Faced with a famous, high-level plagiarist/physicist, a person the government just put at the head of an important scientific panel, France’s education minister has opened an inquiry into the curious cuttings and pastings of Etienne Klein.
We will see if UD is correct in identifying the source of Klein’s problem. UD suspects he hires people to write his books for him, but fails to read what they write before he puts his name on it.
If UD has said it once, she’s said it a hundred times: Keep an eye on the help.
That panel he’ll be heading?
… the mission of the Institute for Advanced Studies in Science and Technology (IHEST) … is to restore trust between scientists and society.
When Baylor first hired Art Briles
The prez and trustees were all smiles.
But there’s just no escapin’
A teamful of rapin’–
Get ready, get set, for the trials.
And remember, kiddies: Baylor’s already paying Briles six million dollars or so a year to go away.
Truly, truly a blessing.
Baylor University: Toxic Christianity.
While a lawsuit was almost certainly expected, if Briles thinks people at Baylor conspiring against him is why he doesn’t have another job, he’s clinically insane. Anyone associated with Baylor, its athletic department and its football team is toxic right now. Briles wouldn’t be considered for any jobs at any level even if he was carry a sack full of recommendations from Baylor’s administration.
After Briles gave an incredibly weak apology for the out-of-control program he ran at Baylor, did anyone think he would be getting a job any time soon? The guy just doesn’t seem to understand the havoc players wreaked under his watch and just how awful the culture he promoted was.
If Briles was smart, he’d have laid low for a few years, then mounted a comeback with some very serious apologies. Instead he’s out there suing his former employer and acting like he did nothing wrong.
… restaurant in Dublin where her office
Christmas party is happening right now.
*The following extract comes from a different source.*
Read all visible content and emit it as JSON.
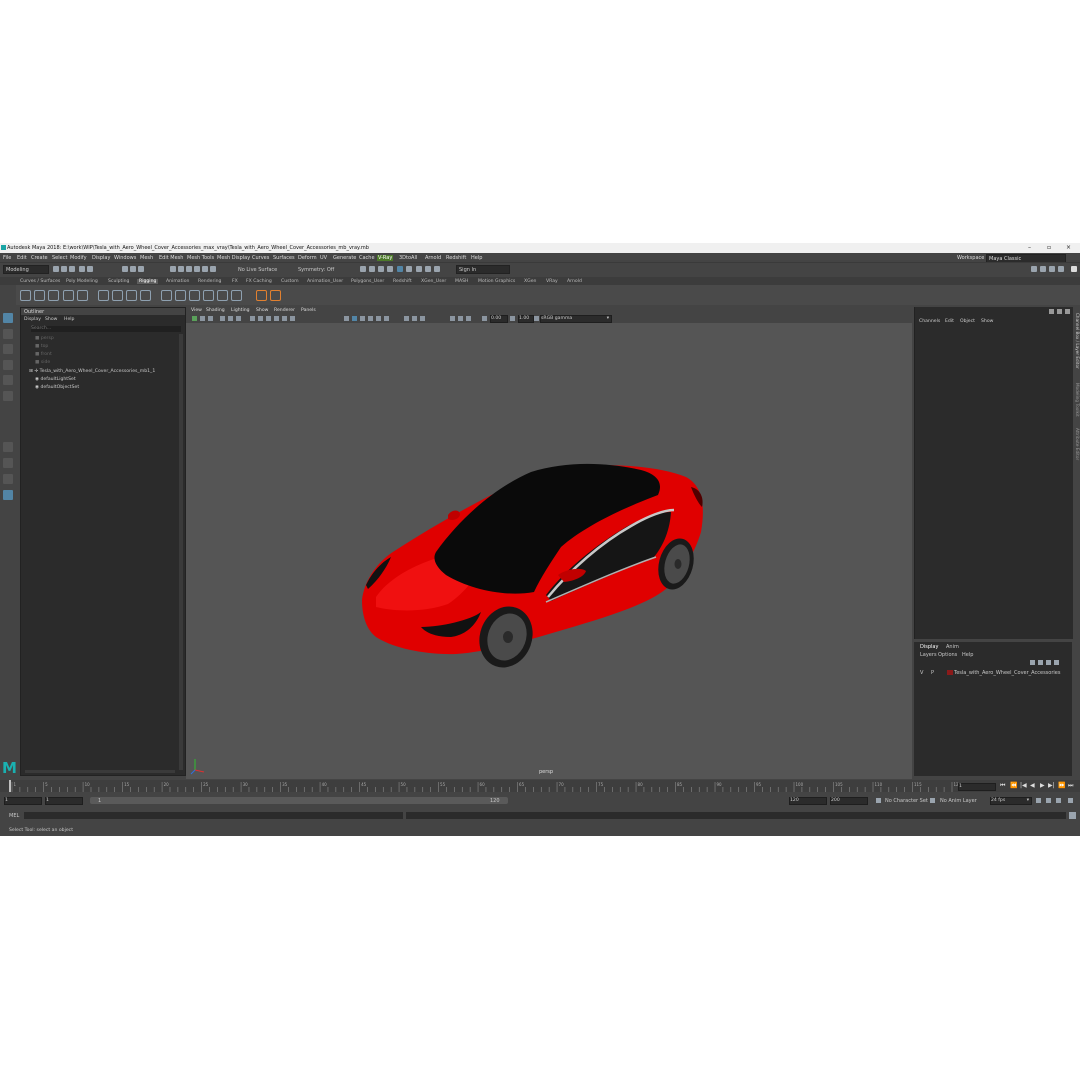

The same Picasso reproduction hangs in
our Garrett Park house. It’s one of
our many homages to Munro Leaf, author of
Ferdinand the Bull, who lived here
before we did.